  5. My Dad Charles E Skidmore Jr was the AF HQ wing historian in taipei taiwan in 1971-73, I found a lighter like the photo posted above for the Club 63 in his papers

  6. Mike, Your lighter is a treasure. Most of these have been thrown away and the name of the club changed during your dad's tour. Thanks for your comment. John

    1. Hello,
      My father recently passed away in 2019. He was an amazing man. He also has Club 63 lighter, of which is in pristine condition, and souvenir medallion .... i take pride in his service.

  7. This is a long shot. I am trying to track a family member down that worked at the club in May of 1969. He was a kitchen attendant position# 4-2-28, his name is Tao-Shen Wang. The only information I have is his ”Pass” identification card for the MAAG NCO Mess Club 63. I have a old photo, he wouldhave been in his 20’s. I have thought about hiring a private investigator but cannot afford the cost. I am doing as much research as I can on my own. If you have any information to share please share. I will ccheck blog each week. Thank you, Kim

  8. Sam Vona sas in the club mgt and Sgt Kalama was the officer in charge. I worked there as a sgt-at-arms andnight manager 1970-1973.

  9. The 63 Club was a good place to go for good meals and great entertainment, John. Thanks for the note...

  10. My Dad Yao-tang Yang worked for Club 63 before 1978 for over 20 years as Kitchen Manager but he passed away in 1995 so there is no chance I can ask him.
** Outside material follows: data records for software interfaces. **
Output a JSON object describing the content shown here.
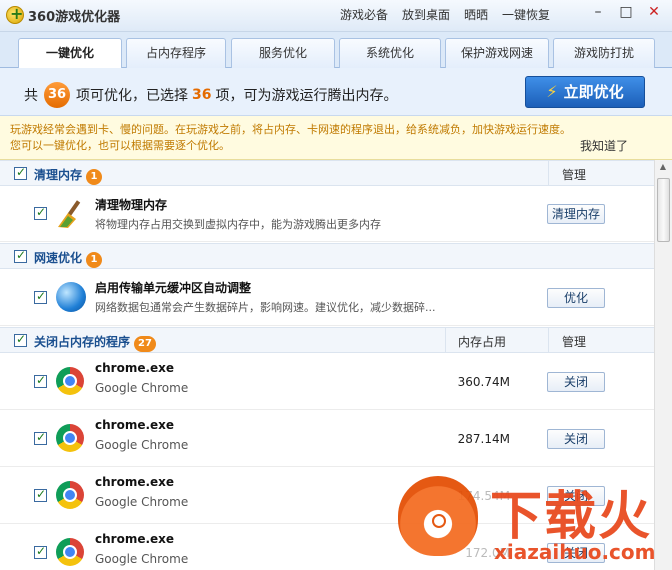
{
  "window": {
    "title": "360游戏优化器",
    "top_links": [
      "游戏必备",
      "放到桌面",
      "晒晒",
      "一键恢复"
    ],
    "controls": {
      "minimize": "–",
      "maximize": "□",
      "close": "✕"
    }
  },
  "tabs": [
    {
      "label": "一键优化",
      "active": true
    },
    {
      "label": "占内存程序",
      "active": false
    },
    {
      "label": "服务优化",
      "active": false
    },
    {
      "label": "系统优化",
      "active": false
    },
    {
      "label": "保护游戏网速",
      "active": false
    },
    {
      "label": "游戏防打扰",
      "active": false
    }
  ],
  "summary": {
    "prefix": "共",
    "total": "36",
    "middle": "项可优化，已选择",
    "selected": "36",
    "suffix": "项，可为游戏运行腾出内存。",
    "button": "立即优化"
  },
  "notice": {
    "line1": "玩游戏经常会遇到卡、慢的问题。在玩游戏之前，将占内存、卡网速的程序退出，给系统减负，加快游戏运行速度。",
    "line2": "您可以一键优化，也可以根据需要逐个优化。",
    "dismiss": "我知道了"
  },
  "sections": {
    "memory": {
      "title": "清理内存",
      "badge": "1",
      "manage": "管理",
      "item": {
        "title": "清理物理内存",
        "desc": "将物理内存占用交换到虚拟内存中，能为游戏腾出更多内存",
        "button": "清理内存"
      }
    },
    "network": {
      "title": "网速优化",
      "badge": "1",
      "item": {
        "title": "启用传输单元缓冲区自动调整",
        "desc": "网络数据包通常会产生数据碎片，影响网速。建议优化，减少数据碎...",
        "button": "优化"
      }
    },
    "programs": {
      "title": "关闭占内存的程序",
      "badge": "27",
      "col_mem": "内存占用",
      "col_manage": "管理",
      "items": [
        {
          "name": "chrome.exe",
          "desc": "Google Chrome",
          "mem": "360.74M",
          "button": "关闭"
        },
        {
          "name": "chrome.exe",
          "desc": "Google Chrome",
          "mem": "287.14M",
          "button": "关闭"
        },
        {
          "name": "chrome.exe",
          "desc": "Google Chrome",
          "mem": "174.54M",
          "button": "关闭"
        },
        {
          "name": "chrome.exe",
          "desc": "Google Chrome",
          "mem": "172.0M",
          "button": "关闭"
        }
      ]
    }
  },
  "watermark": {
    "brand": "下载火",
    "url": "xiazaihuo.com"
  },
  "colors": {
    "accent": "#1c5fb8",
    "badge": "#f08a1a",
    "notice": "#c07a00",
    "watermark": "#e8461a"
  }
}
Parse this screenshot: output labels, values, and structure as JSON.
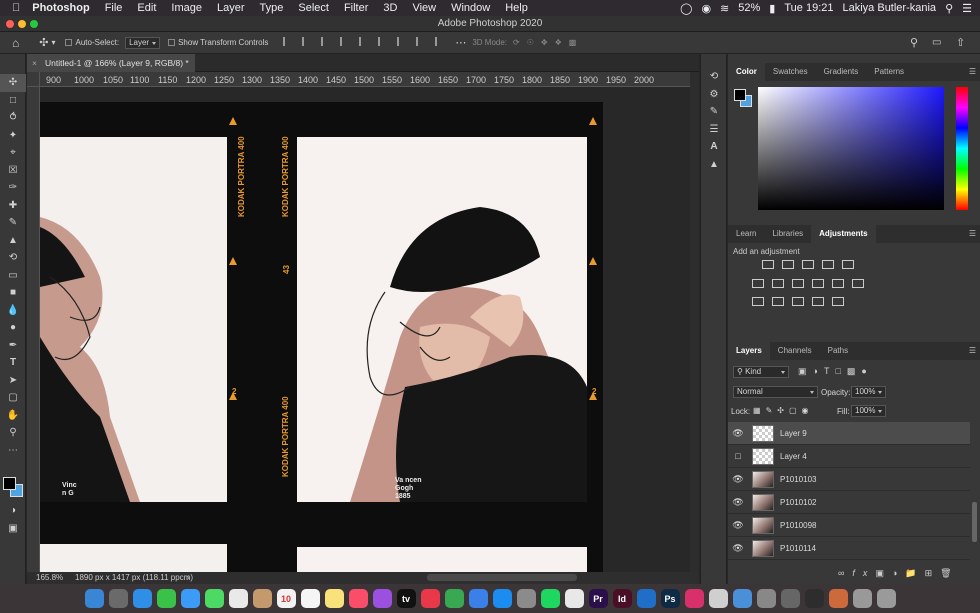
{
  "menubar": {
    "app_name": "Photoshop",
    "items": [
      "File",
      "Edit",
      "Image",
      "Layer",
      "Type",
      "Select",
      "Filter",
      "3D",
      "View",
      "Window",
      "Help"
    ],
    "battery": "52%",
    "clock": "Tue 19:21",
    "user": "Lakiya Butler-kania"
  },
  "window": {
    "title": "Adobe Photoshop 2020"
  },
  "options_bar": {
    "auto_select_label": "Auto-Select:",
    "auto_select_value": "Layer",
    "show_transform_label": "Show Transform Controls",
    "three_d_mode_label": "3D Mode:"
  },
  "document": {
    "tab_label": "Untitled-1 @ 166% (Layer 9, RGB/8) *",
    "ruler_ticks": [
      "900",
      "1000",
      "1050",
      "1100",
      "1150",
      "1200",
      "1250",
      "1300",
      "1350",
      "1400",
      "1450",
      "1500",
      "1550",
      "1600",
      "1650",
      "1700",
      "1750",
      "1800",
      "1850",
      "1900",
      "1950",
      "2000"
    ],
    "film_text": [
      "KODAK PORTRA 400",
      "43",
      "KODAK PORTRA 400",
      "2",
      "KODAK PORTRA 400",
      "2"
    ],
    "hoodie_text": [
      "Va",
      "ncen",
      "Gogh",
      "1885",
      "Vinc",
      "n G"
    ]
  },
  "status": {
    "zoom": "165.8%",
    "doc_size": "1890 px x 1417 px (118.11 ppcm)"
  },
  "color_panel": {
    "tabs": [
      "Color",
      "Swatches",
      "Gradients",
      "Patterns"
    ],
    "active_tab": "Color",
    "foreground": "#000000",
    "background": "#4fa3e0"
  },
  "adjustments_panel": {
    "tabs": [
      "Learn",
      "Libraries",
      "Adjustments"
    ],
    "active_tab": "Adjustments",
    "hint": "Add an adjustment"
  },
  "layers_panel": {
    "tabs": [
      "Layers",
      "Channels",
      "Paths"
    ],
    "active_tab": "Layers",
    "filter_label": "Kind",
    "blend_mode": "Normal",
    "opacity_label": "Opacity:",
    "opacity_value": "100%",
    "lock_label": "Lock:",
    "fill_label": "Fill:",
    "fill_value": "100%",
    "layers": [
      {
        "name": "Layer 9",
        "visible": true,
        "selected": true,
        "photo": false
      },
      {
        "name": "Layer 4",
        "visible": false,
        "selected": false,
        "photo": false
      },
      {
        "name": "P1010103",
        "visible": true,
        "selected": false,
        "photo": true
      },
      {
        "name": "P1010102",
        "visible": true,
        "selected": false,
        "photo": true
      },
      {
        "name": "P1010098",
        "visible": true,
        "selected": false,
        "photo": true
      },
      {
        "name": "P1010114",
        "visible": true,
        "selected": false,
        "photo": true
      }
    ]
  },
  "dock": {
    "apps": [
      {
        "label": "",
        "color": "#3a86d6",
        "icon": "finder-icon"
      },
      {
        "label": "",
        "color": "#6a6a6a",
        "icon": "launchpad-icon"
      },
      {
        "label": "",
        "color": "#2f8ee6",
        "icon": "safari-icon"
      },
      {
        "label": "",
        "color": "#3ac14a",
        "icon": "facetime-icon"
      },
      {
        "label": "",
        "color": "#3b9bf7",
        "icon": "mail-icon"
      },
      {
        "label": "",
        "color": "#4cd964",
        "icon": "messages-icon"
      },
      {
        "label": "",
        "color": "#e9e9e9",
        "icon": "photos-icon"
      },
      {
        "label": "",
        "color": "#c49a6c",
        "icon": "contacts-icon"
      },
      {
        "label": "10",
        "color": "#f2f2f2",
        "icon": "calendar-icon"
      },
      {
        "label": "",
        "color": "#f5f5f5",
        "icon": "reminders-icon"
      },
      {
        "label": "",
        "color": "#f9e27a",
        "icon": "notes-icon"
      },
      {
        "label": "",
        "color": "#fa4d6a",
        "icon": "music-icon"
      },
      {
        "label": "",
        "color": "#9b50e0",
        "icon": "podcasts-icon"
      },
      {
        "label": "tv",
        "color": "#111111",
        "icon": "tv-icon"
      },
      {
        "label": "",
        "color": "#e8384a",
        "icon": "news-icon"
      },
      {
        "label": "",
        "color": "#39a852",
        "icon": "numbers-icon"
      },
      {
        "label": "",
        "color": "#3b7fe8",
        "icon": "keynote-icon"
      },
      {
        "label": "",
        "color": "#1b8cf0",
        "icon": "appstore-icon"
      },
      {
        "label": "",
        "color": "#8b8b8b",
        "icon": "preferences-icon"
      },
      {
        "label": "",
        "color": "#1ed760",
        "icon": "spotify-icon"
      },
      {
        "label": "",
        "color": "#e8e8e8",
        "icon": "finder-window-icon"
      },
      {
        "label": "Pr",
        "color": "#2a0f4a",
        "icon": "premiere-icon"
      },
      {
        "label": "Id",
        "color": "#4a0f27",
        "icon": "indesign-icon"
      },
      {
        "label": "",
        "color": "#1f6fc9",
        "icon": "globe-icon"
      },
      {
        "label": "Ps",
        "color": "#0f2a44",
        "icon": "photoshop-icon"
      },
      {
        "label": "",
        "color": "#d8306a",
        "icon": "creative-cloud-icon"
      },
      {
        "label": "",
        "color": "#cfcfcf",
        "icon": "document-icon"
      },
      {
        "label": "",
        "color": "#4a90d9",
        "icon": "folder-icon"
      },
      {
        "label": "",
        "color": "#888888",
        "icon": "image-icon"
      },
      {
        "label": "",
        "color": "#666666",
        "icon": "image-icon-2"
      },
      {
        "label": "",
        "color": "#2d2d2d",
        "icon": "window-icon"
      },
      {
        "label": "",
        "color": "#cc6a3c",
        "icon": "photo-icon"
      },
      {
        "label": "",
        "color": "#999999",
        "icon": "download-icon"
      },
      {
        "label": "",
        "color": "#9a9a9a",
        "icon": "trash-icon"
      }
    ]
  }
}
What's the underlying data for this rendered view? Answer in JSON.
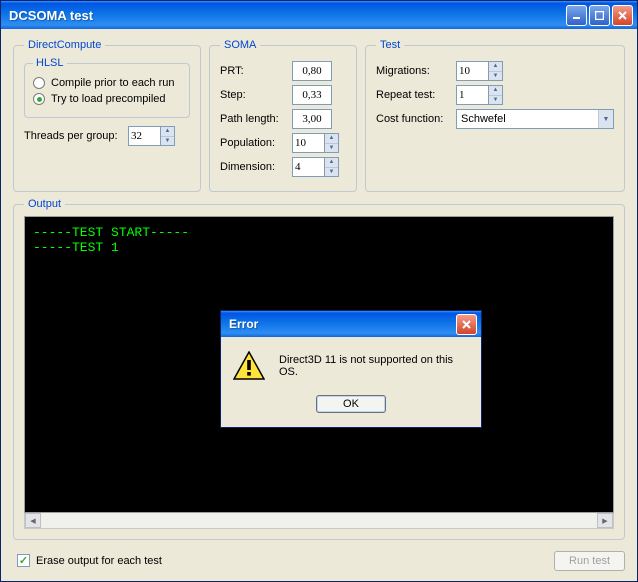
{
  "window": {
    "title": "DCSOMA test"
  },
  "groups": {
    "directCompute": {
      "legend": "DirectCompute",
      "hlsl": {
        "legend": "HLSL",
        "optCompile": "Compile prior to each run",
        "optLoad": "Try to load precompiled",
        "selected": "load"
      },
      "threadsLabel": "Threads per group:",
      "threadsValue": "32"
    },
    "soma": {
      "legend": "SOMA",
      "prtLabel": "PRT:",
      "prtValue": "0,80",
      "stepLabel": "Step:",
      "stepValue": "0,33",
      "pathLabel": "Path length:",
      "pathValue": "3,00",
      "popLabel": "Population:",
      "popValue": "10",
      "dimLabel": "Dimension:",
      "dimValue": "4"
    },
    "test": {
      "legend": "Test",
      "migrationsLabel": "Migrations:",
      "migrationsValue": "10",
      "repeatLabel": "Repeat test:",
      "repeatValue": "1",
      "costLabel": "Cost function:",
      "costValue": "Schwefel"
    },
    "output": {
      "legend": "Output",
      "consoleText": "-----TEST START-----\n-----TEST 1"
    }
  },
  "footer": {
    "eraseLabel": "Erase output for each test",
    "eraseChecked": true,
    "runLabel": "Run test"
  },
  "errorDialog": {
    "title": "Error",
    "message": "Direct3D 11 is not supported on this OS.",
    "okLabel": "OK"
  }
}
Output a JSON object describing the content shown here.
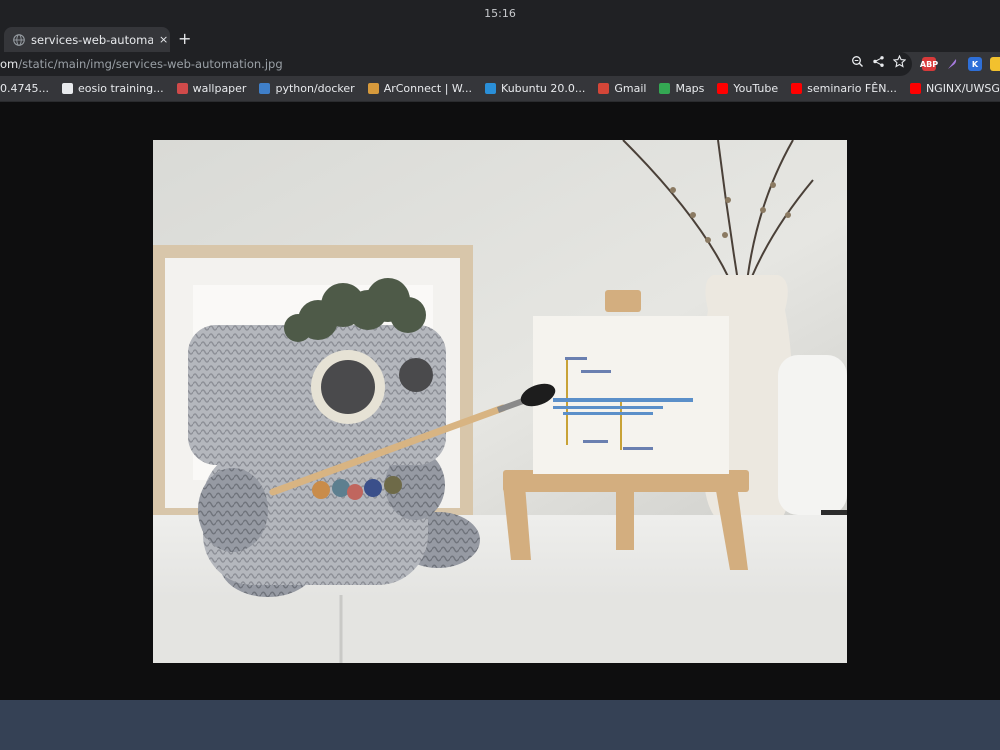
{
  "clock": "15:16",
  "tab": {
    "title": "services-web-automation.jpg",
    "close": "×",
    "new": "+"
  },
  "address": {
    "domain": "om",
    "path": "/static/main/img/services-web-automation.jpg"
  },
  "bookmarks": [
    {
      "label": "0.4745...",
      "color": "#888888"
    },
    {
      "label": "eosio training...",
      "color": "#e8eaed"
    },
    {
      "label": "wallpaper",
      "color": "#d04a4a"
    },
    {
      "label": "python/docker",
      "color": "#3f7fc9"
    },
    {
      "label": "ArConnect | W...",
      "color": "#d79a3c"
    },
    {
      "label": "Kubuntu 20.0...",
      "color": "#2a8fd8"
    },
    {
      "label": "Gmail",
      "color": "#d44638"
    },
    {
      "label": "Maps",
      "color": "#34a853"
    },
    {
      "label": "YouTube",
      "color": "#ff0000"
    },
    {
      "label": "seminario FÊN...",
      "color": "#ff0000"
    },
    {
      "label": "NGINX/UWSGI...",
      "color": "#ff0000"
    }
  ],
  "extensions": [
    "ABP",
    "",
    "K",
    ""
  ],
  "colors": {
    "statusbar": "#354155",
    "chrome": "#35363a",
    "titlebar": "#202124"
  }
}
Sorry, Kimberly.

  11. My father was in the Air force back in the mid 60's to 70's and I was going through some of his stuff and found this ash tray from the club 63.

  12. Thank you, Kimberly, for the comment.
    Someone may remember his name and post a message.

  13. I recently purchased a small silver canister that says Compliments of Club 63. Any idea what this was used for?